If you have a page open in your web browser of which the translation is outdated (indicated by a note at the top of the page), scroll to the end of the page, click on the Source code link and save the file you get there. This file is the (outdated) translated version. Next, use the English link at the top of the page to jump to the English version of the page and click on the Source code link there, too. The file you get there is the (up to date) English version. Now you can compare both files and update the translation. Please notice that everything inside the < … > marks may not be translated.
Alternatively, you may also use the web-based source repository on the fsfe-website Git interface to create diffs, and to see the latest updates for all source files.
When you are done, send the translated file to the Translators mailing list.
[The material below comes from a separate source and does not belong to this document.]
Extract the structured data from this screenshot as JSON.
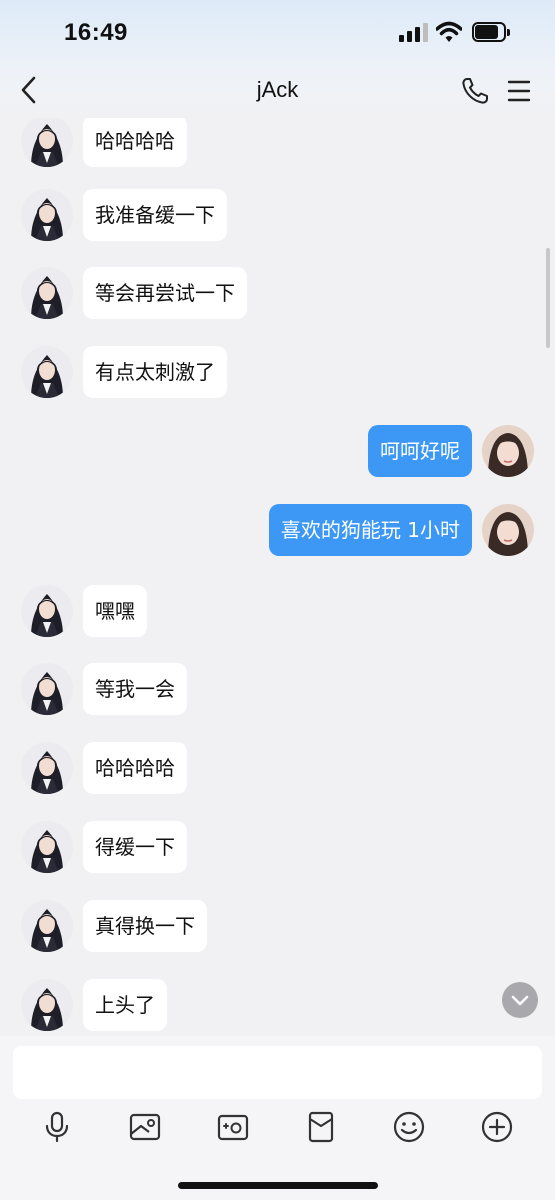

Other members of this list can proofread the translation, and somebody on that list will ultimately post it to the server.
Finding out what needs work
Currently there's no comfortable interface to show files which do not have a translation at all. You can browse on fsfe.org in your language and look out for pages which you like to see translated – just look out for the red warning box above the content body. Alternatively, feel free to ask the other translators how you can help.
Download all source files and edit them on your own
You can also download all source files at once. Please have a closer look at how our web pages are built. Our Web team provides an overview of the systems behind fsfe.org and other popular FSFE websites.
Translating subtitles for videos
Translating Ada & Zangemann book
The source files for the FSFE's childrens book "Ada & Zangemann" can be found in the git repository. Please feel free to reach out to the translators mailing list if you need help or have any question about the translation.
For more advanced translators we also offer direct write access to the FSFE website source repository. Please refer to the Web team's general information page and the detailed wiki page on editing the website's source.